For the 2nd edition of the "Mastering EJB" book, two of the co-authors (myself and Tyler Jewell) are looking to the community's input on a design issue.
We have the following beans:
* A ShoppingCart Stateful Session Bean
* An OrderProcessing MessageDriven Bean
* An Order Entity Bean
The OrderProcessing MDB takes the ShoppingCart as input, and produces an Order, while also checking the user's credit worthiness, sending an email confirmation, and so-on. We use an MDB so that the user can continue to browse the web site when he is ready to Order.
Our question is.. can an MDB take a Stateful Session Bean reference as input? If not, can handles be used instead? Will the handle work properly from the MDB?
I don't see how you can pass anything other than a javax.jms.Message to the MDB.
Serializing a reference and storing it inside a Message, expecting to reconstitute it on the other end of the JMS queue, as far as I know will just not work.
I dont' see any reason why a jms Message can't contain a serialized handle, that gets reconstituted on the other side of the JMS queue, and converted back to a real live ejb reference.
But I'm not sure what it means to pass around a handle to a stateful session bean. This seems to imply that the "session" is sort of being hijacked by the MDB.
For this proposed architecture, i would imagine that the shopping cart would have to be modelled as an entity bean, so that it could be shared by the true client and the MDB.
I have to ask: Is this a serious question from Ed Roman, author of "Mastering EJB"?
Cant getEJBObject on the SessionContext be used to pass the reference for call backs on the Stateful bean.
Please ignore the above comment. just check out the jms specs. only javax.jms.Message allowed as paramater.
You might want to consider the binding issue when the remote reference is deserialized. Most middleware solutions on the market perform local optimizations but most of the time they cannot work when the handle is brought into the container in this manner instead of being bound through an ejb-ref. Along with losing this optimization you also have the possibility of referencing out into another container which I do not think you want in most cases. That extra rpc would negate most of the performance benefits associated with the messaging middleware.
What about making a helper class (some kind of value object for stateful session) for your ShoppingCart stateful and pass reference to that class to MDB and implement all the functionality with order data in another session bean (or beans), that will be looked up already in MDB?
With all due respect, such questions don't really encourage me to buy the book ;)
Tha's why above I had to ask if this was a serious question. No reply either, can't really call this a discussion.
Why not use an ObjectMessage and set the object to EJBObject.getHandle()? You can then use Handle.getEJBObject() inside the MDB.
But what does it mean to pass around a handle/reference to a statefull session bean???
Who is the client, the real client or the MDB?
Are there now two sessions? The real client and the MDB?
What security identity is doing the work?
Yes it is possible to pass around a handle, but it just doesn't make sense to share a statefull session bean, between a real client and a server side MDB running under some other identity.
Pass the state/data, not a reference to a statefull session bean, or share the state through an entity bean.

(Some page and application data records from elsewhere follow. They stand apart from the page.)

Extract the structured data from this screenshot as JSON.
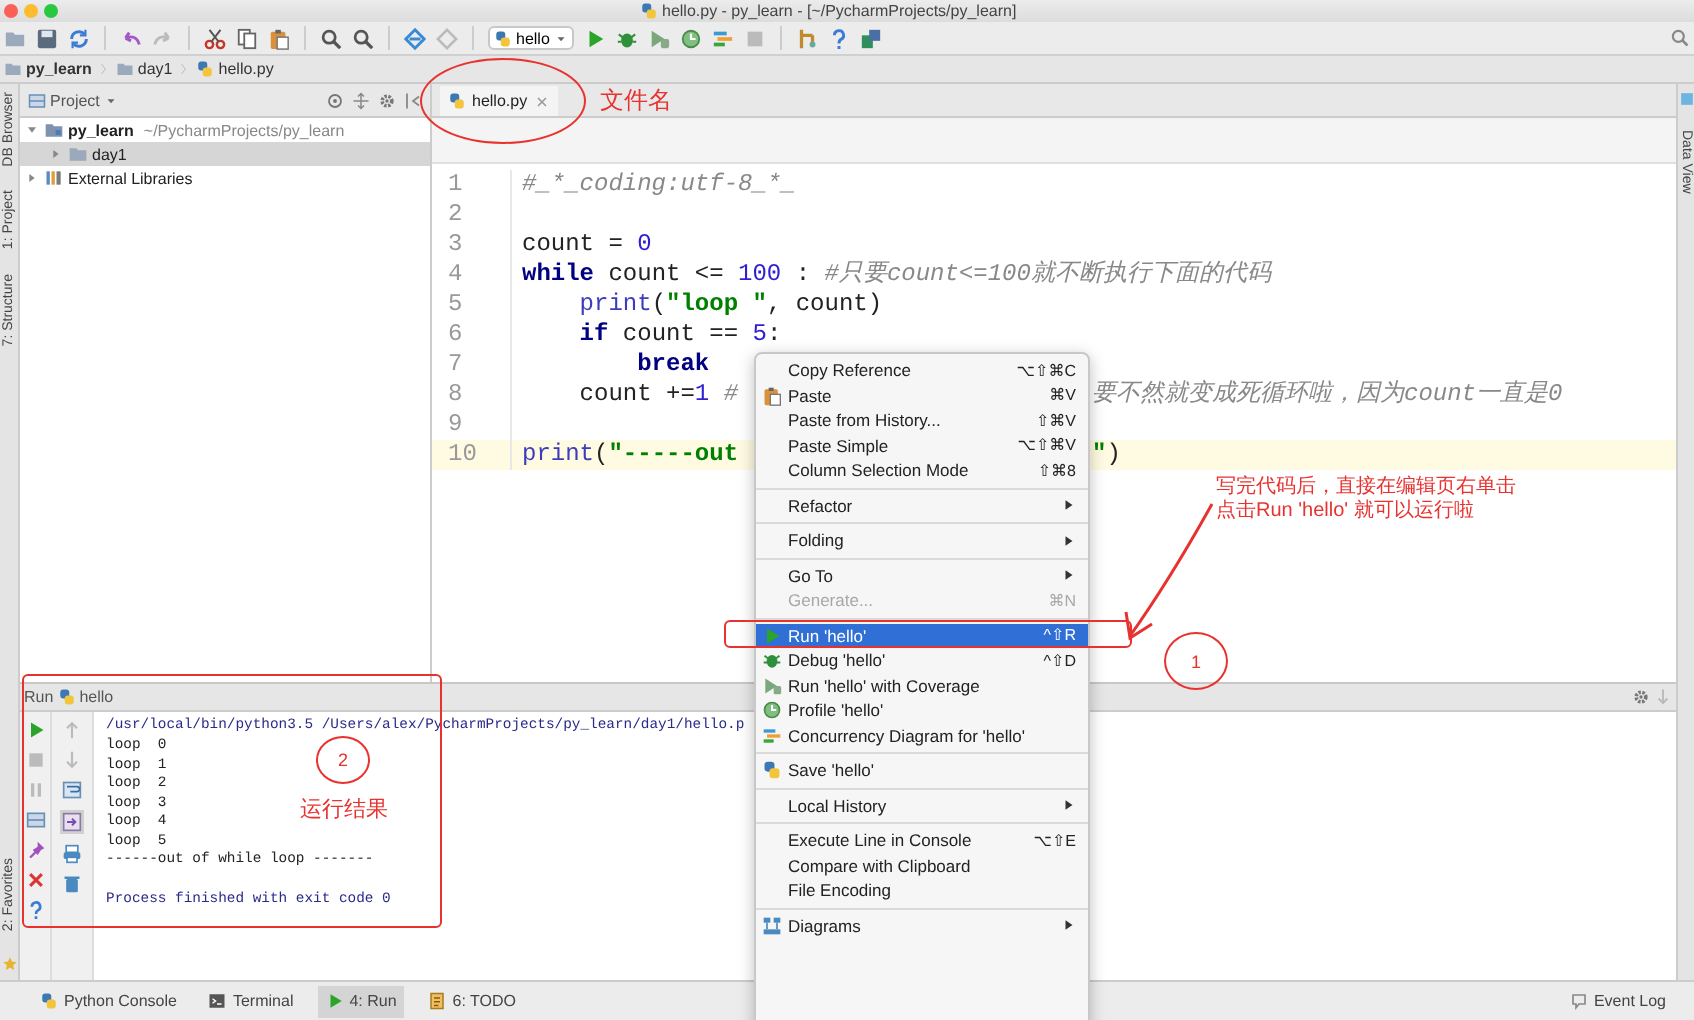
{
  "window": {
    "title": "hello.py - py_learn - [~/PycharmProjects/py_learn]"
  },
  "toolbar": {
    "run_config": "hello"
  },
  "breadcrumb": [
    {
      "label": "py_learn",
      "kind": "project"
    },
    {
      "label": "day1",
      "kind": "folder"
    },
    {
      "label": "hello.py",
      "kind": "file"
    }
  ],
  "left_stripe": {
    "top": [
      "DB Browser",
      "1: Project",
      "7: Structure"
    ],
    "bottom": [
      "2: Favorites"
    ]
  },
  "right_stripe": [
    "Data View"
  ],
  "project_panel": {
    "title": "Project",
    "tree": [
      {
        "label": "py_learn",
        "kind": "project",
        "path": "~/PycharmProjects/py_learn",
        "expanded": true,
        "selected": false,
        "children": [
          {
            "label": "day1",
            "kind": "folder",
            "expanded": false,
            "selected": true
          }
        ]
      },
      {
        "label": "External Libraries",
        "kind": "library",
        "expanded": false,
        "selected": false
      }
    ]
  },
  "editor": {
    "tabs": [
      {
        "label": "hello.py",
        "selected": true
      }
    ],
    "lines": [
      {
        "number": "1",
        "current": false,
        "tokens": [
          {
            "kind": "comment",
            "text": "#_*_coding:utf-8_*_"
          }
        ]
      },
      {
        "number": "2",
        "current": false
      },
      {
        "number": "3",
        "current": false,
        "tokens": [
          {
            "kind": "plain",
            "text": "count = "
          },
          {
            "kind": "number",
            "text": "0"
          }
        ]
      },
      {
        "number": "4",
        "current": false,
        "tokens": [
          {
            "kind": "keyword",
            "text": "while"
          },
          {
            "kind": "plain",
            "text": " count <= "
          },
          {
            "kind": "number",
            "text": "100"
          },
          {
            "kind": "plain",
            "text": " : "
          },
          {
            "kind": "comment",
            "text": "#只要count<=100就不断执行下面的代码"
          }
        ]
      },
      {
        "number": "5",
        "current": false,
        "tokens": [
          {
            "kind": "builtin",
            "text": "    print"
          },
          {
            "kind": "plain",
            "text": "("
          },
          {
            "kind": "string",
            "text": "\"loop \""
          },
          {
            "kind": "plain",
            "text": ", count)"
          }
        ]
      },
      {
        "number": "6",
        "current": false,
        "tokens": [
          {
            "kind": "keyword",
            "text": "    if"
          },
          {
            "kind": "plain",
            "text": " count == "
          },
          {
            "kind": "number",
            "text": "5"
          },
          {
            "kind": "plain",
            "text": ":"
          }
        ]
      },
      {
        "number": "7",
        "current": false,
        "tokens": [
          {
            "kind": "keyword",
            "text": "        break"
          }
        ]
      },
      {
        "number": "8",
        "current": false,
        "tokens": [
          {
            "kind": "plain",
            "text": "    count +="
          },
          {
            "kind": "number",
            "text": "1"
          },
          {
            "kind": "comment",
            "text": " #"
          }
        ],
        "tail": [
          {
            "kind": "comment",
            "text": "要不然就变成死循环啦，因为count一直是0"
          }
        ]
      },
      {
        "number": "9",
        "current": false
      },
      {
        "number": "10",
        "current": true,
        "tokens": [
          {
            "kind": "builtin",
            "text": "print"
          },
          {
            "kind": "plain",
            "text": "("
          },
          {
            "kind": "string",
            "text": "\"-----out"
          }
        ],
        "tail": [
          {
            "kind": "string",
            "text": "\""
          },
          {
            "kind": "plain",
            "text": ")"
          }
        ]
      }
    ]
  },
  "context_menu": {
    "items": [
      {
        "kind": "item",
        "label": "Copy Reference",
        "shortcut": "⌥⇧⌘C",
        "selected": false,
        "disabled": false
      },
      {
        "kind": "item",
        "label": "Paste",
        "shortcut": "⌘V",
        "selected": false,
        "disabled": false
      },
      {
        "kind": "item",
        "label": "Paste from History...",
        "shortcut": "⇧⌘V",
        "selected": false,
        "disabled": false
      },
      {
        "kind": "item",
        "label": "Paste Simple",
        "shortcut": "⌥⇧⌘V",
        "selected": false,
        "disabled": false
      },
      {
        "kind": "item",
        "label": "Column Selection Mode",
        "shortcut": "⇧⌘8",
        "selected": false,
        "disabled": false
      },
      {
        "kind": "separator"
      },
      {
        "kind": "submenu",
        "label": "Refactor",
        "selected": false,
        "disabled": false
      },
      {
        "kind": "separator"
      },
      {
        "kind": "submenu",
        "label": "Folding",
        "selected": false,
        "disabled": false
      },
      {
        "kind": "separator"
      },
      {
        "kind": "submenu",
        "label": "Go To",
        "selected": false,
        "disabled": false
      },
      {
        "kind": "item",
        "label": "Generate...",
        "shortcut": "⌘N",
        "selected": false,
        "disabled": true
      },
      {
        "kind": "separator"
      },
      {
        "kind": "item",
        "label": "Run 'hello'",
        "shortcut": "^⇧R",
        "selected": true,
        "disabled": false
      },
      {
        "kind": "item",
        "label": "Debug 'hello'",
        "shortcut": "^⇧D",
        "selected": false,
        "disabled": false
      },
      {
        "kind": "item",
        "label": "Run 'hello' with Coverage",
        "selected": false,
        "disabled": false
      },
      {
        "kind": "item",
        "label": "Profile 'hello'",
        "selected": false,
        "disabled": false
      },
      {
        "kind": "item",
        "label": "Concurrency Diagram for  'hello'",
        "selected": false,
        "disabled": false
      },
      {
        "kind": "separator"
      },
      {
        "kind": "item",
        "label": "Save 'hello'",
        "selected": false,
        "disabled": false
      },
      {
        "kind": "separator"
      },
      {
        "kind": "submenu",
        "label": "Local History",
        "selected": false,
        "disabled": false
      },
      {
        "kind": "separator"
      },
      {
        "kind": "item",
        "label": "Execute Line in Console",
        "shortcut": "⌥⇧E",
        "selected": false,
        "disabled": false
      },
      {
        "kind": "item",
        "label": "Compare with Clipboard",
        "selected": false,
        "disabled": false
      },
      {
        "kind": "item",
        "label": "File Encoding",
        "selected": false,
        "disabled": false
      },
      {
        "kind": "separator"
      },
      {
        "kind": "submenu",
        "label": "Diagrams",
        "selected": false,
        "disabled": false
      }
    ]
  },
  "run_panel": {
    "title": "Run",
    "config": "hello",
    "console": [
      {
        "kind": "command",
        "text": "/usr/local/bin/python3.5 /Users/alex/PycharmProjects/py_learn/day1/hello.p"
      },
      {
        "kind": "output",
        "text": "loop  0"
      },
      {
        "kind": "output",
        "text": "loop  1"
      },
      {
        "kind": "output",
        "text": "loop  2"
      },
      {
        "kind": "output",
        "text": "loop  3"
      },
      {
        "kind": "output",
        "text": "loop  4"
      },
      {
        "kind": "output",
        "text": "loop  5"
      },
      {
        "kind": "output",
        "text": "------out of while loop -------"
      },
      {
        "kind": "blank"
      },
      {
        "kind": "exit",
        "text": "Process finished with exit code 0"
      }
    ]
  },
  "bottom_bar": {
    "tool_windows": [
      {
        "label": "Python Console",
        "selected": false
      },
      {
        "label": "Terminal",
        "selected": false
      },
      {
        "label": "4: Run",
        "selected": true
      },
      {
        "label": "6: TODO",
        "selected": false
      }
    ],
    "event_log": "Event Log"
  },
  "annotations": {
    "file_label": "文件名",
    "instruction": [
      "写完代码后，直接在编辑页右单击",
      "点击Run  'hello' 就可以运行啦"
    ],
    "marker_1": "1",
    "marker_2": "2",
    "result_label": "运行结果"
  }
}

Completely agree. Although your version is somewhat shorter than mine! :-)
_Theoretically_ the session bean interface is an extension of the Remote interface isn't it? In that case, passing it around should simply pass around the remote proxy which implements it and it should work. The sever may well short circuit the remote method semantics if it's all in the same VM, but other than that it makes sense it should work.
However, that assumes:
a) It's a remote interface.
b) The session bean is not being used elsewhere (for instance on the HTTP thread from the web site) since that would violate the threading restrictions of session beans.
All of this however, is really just about if it is possible. Whether it is a good idea is another matter.
The contents of the cart are order line items, and it is the line items which are of relevance to the MDB, not the container of those items. Would it not be cleaner to "flush" the order to the MDB? At this point the order is just a value object, not an entity EJB right? Wouldn't see the point in creating the entity bean until the order is placed (how many times do we put things in our cart and then leave the site without doing anything?)
The user can then check the status of their order by going to the orders page. Logically it's an order at this point, not something in your shopping cart any more.
So it would go something like this.
Cart (contains order value objects)
Message Driven Bean
(checks credit, if OK..)
Creates Entity Bean
Last step is for MDB to send confirmation email.
For that matter the stateful session bean may be overkill, since you can just as easily store the cart in an HTTPSession, and more and more servers will provide HTTPSession replication across a cluster. But then it probably wouldn't fit the bill as an EJB example would it!